This Blinding Absence of Light is a masterpiece among novels, told with searing simplicity and the sparest of language (due credit to the translator, Linda Coverdale).

It tells one man’s story of twenty years in appalling conditions of deprivation, brutality, inhumanity, silence – “the silence of absence, the blinding absence of life”.

Based on facts, it takes this true story and transforms it into a powerful novel.
The story about the hellholes and the survivors – the living cadavers – is a moving description of both unlimited evil and the power of human spirit to survive.

Once you open Tahar Ben Jelloun’s book about this underground prison in the deserts of Morocco you will not emerge before you have explored it, with him, in the pure and lucid language that he employs and that acts like a steadfast candle in the darkness.

We admire the novel’s beauty and clarity of language, its formal restraint which gives it subtle power, its commitment to its terrible subject, its passionate evocation of the human soul and the will to survive.

Tahar Ben Jelloun’s novel is graphic and philosophical, intensely interior and fully political, a literary and metaphysical journey into an Islamic-based humanism that alone secures the tortured individual’s sanity and existence against an otherwise overwhelmingly meaningless suffering endured in the condition of a ‘blinding absence of light’.

This novel is important for many reasons. It is that marvellous modern invention – the trans-national and cross-cultural novel – composed by a writer with a keen instinct for the stories that absolutely must be told.

It is a story read against a continuing background of deprivation and inhumanity in today’s headlines.
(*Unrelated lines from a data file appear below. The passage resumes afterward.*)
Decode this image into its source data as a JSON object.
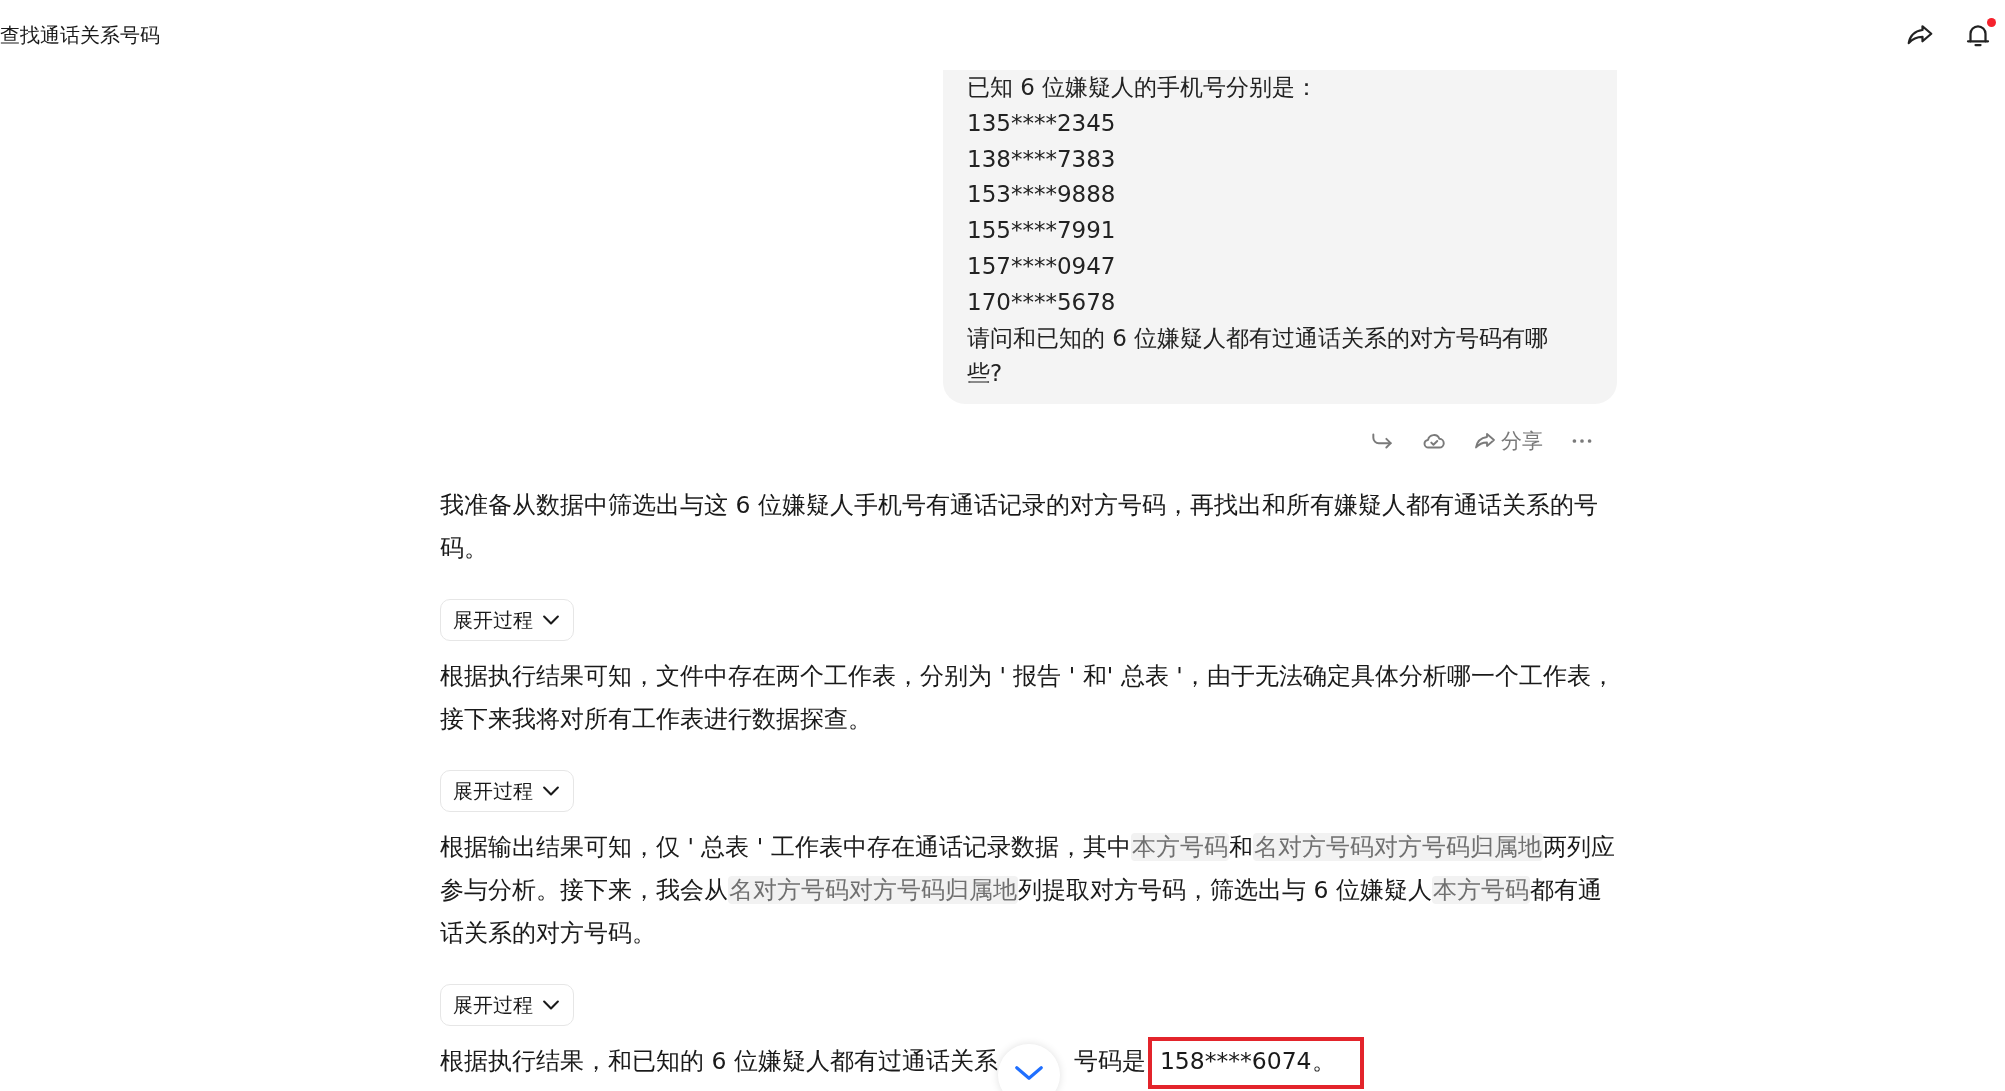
{
  "header": {
    "title": "查找通话关系号码",
    "notification": {
      "unread": true
    }
  },
  "user_message": {
    "lines": [
      "已知 6 位嫌疑人的手机号分别是：",
      "135****2345",
      "138****7383",
      "153****9888",
      "155****7991",
      "157****0947",
      "170****5678",
      "请问和已知的 6 位嫌疑人都有过通话关系的对方号码有哪些?"
    ]
  },
  "message_actions": [
    {
      "kind": "reply"
    },
    {
      "kind": "cloud"
    },
    {
      "kind": "share",
      "label": "分享"
    },
    {
      "kind": "more"
    }
  ],
  "response": [
    {
      "kind": "paragraph",
      "segments": [
        {
          "kind": "plain",
          "text": "我准备从数据中筛选出与这 6 位嫌疑人手机号有通话记录的对方号码，再找出和所有嫌疑人都有通话关系的号码。"
        }
      ]
    },
    {
      "kind": "expand",
      "label": "展开过程"
    },
    {
      "kind": "paragraph",
      "segments": [
        {
          "kind": "plain",
          "text": "根据执行结果可知，文件中存在两个工作表，分别为 ' 报告 ' 和' 总表 '，由于无法确定具体分析哪一个工作表，接下来我将对所有工作表进行数据探查。"
        }
      ]
    },
    {
      "kind": "expand",
      "label": "展开过程"
    },
    {
      "kind": "paragraph",
      "segments": [
        {
          "kind": "plain",
          "text": "根据输出结果可知，仅 ' 总表 ' 工作表中存在通话记录数据，其中"
        },
        {
          "kind": "code",
          "text": "本方号码"
        },
        {
          "kind": "plain",
          "text": "和"
        },
        {
          "kind": "code",
          "text": "名对方号码对方号码归属地"
        },
        {
          "kind": "plain",
          "text": "两列应参与分析。接下来，我会从"
        },
        {
          "kind": "code",
          "text": "名对方号码对方号码归属地"
        },
        {
          "kind": "plain",
          "text": "列提取对方号码，筛选出与 6 位嫌疑人"
        },
        {
          "kind": "code",
          "text": "本方号码"
        },
        {
          "kind": "plain",
          "text": "都有通话关系的对方号码。"
        }
      ]
    },
    {
      "kind": "expand",
      "label": "展开过程"
    },
    {
      "kind": "paragraph",
      "segments": [
        {
          "kind": "plain",
          "text": "根据执行结果，和已知的 6 位嫌疑人都有过通话关系"
        },
        {
          "kind": "tail",
          "text": "号码是"
        },
        {
          "kind": "highlight",
          "text": "158****6074。"
        }
      ]
    }
  ],
  "scroll_button": {
    "kind": "down"
  }
}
All of us on the jury recognise that this is a book of another order, covering the widest range of human potential for good, evil and redemption. It reiterates, as only once in a while a book does, the true purpose of literature.